Disordered Eating in Adolescence:
What it is and how to spot it

For many of us, most of what we know about eating disorders comes from depictions in film and media. With a lack of close exposure, it can be hard to understand the nuances of how eating disorders develop, present, and operate over time. Understandably, this can make it difficult to recognise in ourselves and others, especially in the early stages. The sooner symptoms can be identified and addressed, the better the outcomes are likely to be.


The term ‘disordered eating’ (as opposed to ‘eating disorder’) refers to a range of irregular behaviours, attitudes and beliefs about food and eating. Changes may be subtle at first but will often escalate over time, as patterns become stronger and more entrenched. If this pattern of behaviour fits with a certain type and severity of symptoms, we call it an ‘eating disorder’. Some people who experience disordered eating go on to develop a diagnosable eating disorder, while some experience enduring patterns of irregularities that do not align with a particular diagnosis. In either case, therapeutic intervention is a useful and often necessary component of breaking the cycle.

Statistically, adolescence is the time when disordered eating is most likely to develop. This makes it a great time for early intervention. Because adolescence is a time of significant growth and change, it can be hard to tell what parts are attributable to normal development, and what may be cause for concern. When it comes to disordered eating, no single symptom will tell the full story. While it is important not to be over vigilant, it can be useful to know what to look out for.

Here are a few things to keep in mind:

  1. Changes in body weight or shape
    While some fluctuations in body weight and shape are normal during adolescence (especially puberty), large and/or sudden changes may warrant concern. You may notice a marked increase or decrease in your young person’s weight that cannot be easily accounted for.

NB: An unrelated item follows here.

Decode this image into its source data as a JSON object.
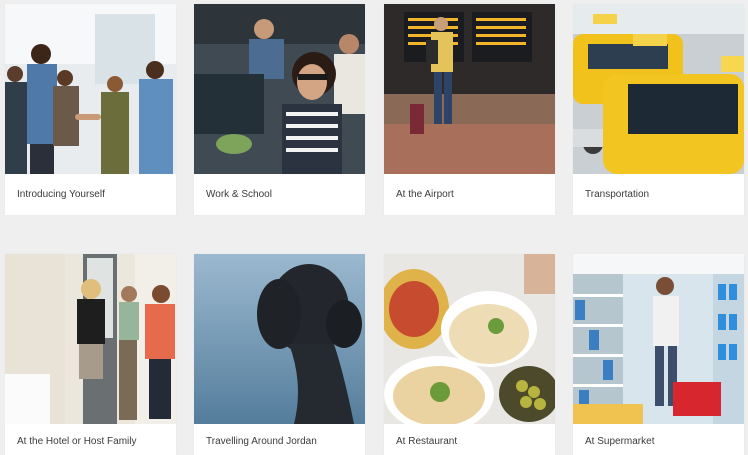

It is important to remember that, despite being a well-known indicator, weight loss is not always a symptom of disordered eating and should be considered in the context of other symptoms or behaviours.
  1. Changes in eating habits or behaviours
    Disordered eating looks different from person to person. Some young people actively restrict their food intake in ways that include skipping meals, reducing serving sizes, frequent dieting or extending gaps between meals. For some, disordered eating may be less obvious. They may engage in patterns of eating that are irregular (oscillating between over and under eating), eliminate certain food groups, or feel a loss of control over their eating. Having a logical explanation for these changes (e.g., excluding animal products due to veganism) doesn’t necessarily rule out concerns.

    People who are anxious about their eating may also eat in secret or make marked efforts to avoid eating in front of others. They may be more withdrawn and avoid social activities that involve eating or body exposure (e.g., going out for dinner or swimming with friends). These changes may be subtle at first but often build and combine as the problems increase.
  1. Changes in beliefs or attitudes
    Disordered eating is almost always accompanied by ruminating thoughts. People often become preoccupied with thoughts about food, calories or weight and can have difficulty focusing on other things. This makes it hard for a young person to be as present and alert during their usual activities, often resulting in reduced participation and performance. For example, they may have a harder time maintaining grades or following conversations.

    Unfortunately, young people with disordered eating tend to overvalue the importance of physical appearance. They may use it as the primary measure of their self-worth, achievement or likability. Behaviours and thought processes that prioritise looks above all else may be indicative of this overvaluation process.

    As our brain becomes malnourished, our thought processes become more and more rigid, and we are less able to integrate new information and ideas. We are more likely to see things as black-or-white, good-or-bad, and to be guided by strict rules instead of instincts. You may notice fewer moments of spontaneity, playfulness and joy. As you might imagine, getting stuck in these patterns of thinking tends to perpetuate skewed perspectives and beliefs.
  1. Compensatory behaviours
    In an effort to alleviate guilt for eating or to reduce the impact of the food/calories on their body, some young people engage in what is known as compensatory behaviours. This includes deliberately throwing up after eating (purging), engaging in excessive exercise and/or inappropriate use of laxatives. These behaviours strain the body and are often associated with medical complications.
  2. Physical health complaints
    Disordered eating can influence the development or exacerbation of unpleasant or harmful physical symptoms. Gastrointestinal issues are common and include constipation, bloating, diarrhoea, and abdominal pain. Lack of adequate nutrition can cause dizziness, fatigue and fainting and put undue pressure on the heart. When medical stability is compromised, you may also notice changes in skin and hair (dry and brittle) and menstrual regularity. As you can imagine, it is important that your young person see a doctor for medical examination and monitoring.

If you or someone you know are noticing these symptoms, look into it. Speaking to a parent, friend, school counsellor or any trusted adult is a great first step. Making a time to speak to your GP is highly recommended to do a further assessment and investigate any physical health complications. They can also refer you to relevant health professionals, including a mental health worker, to start the process of getting well.
Remember, early intervention is key!

Page Last Updated: 12 April 2022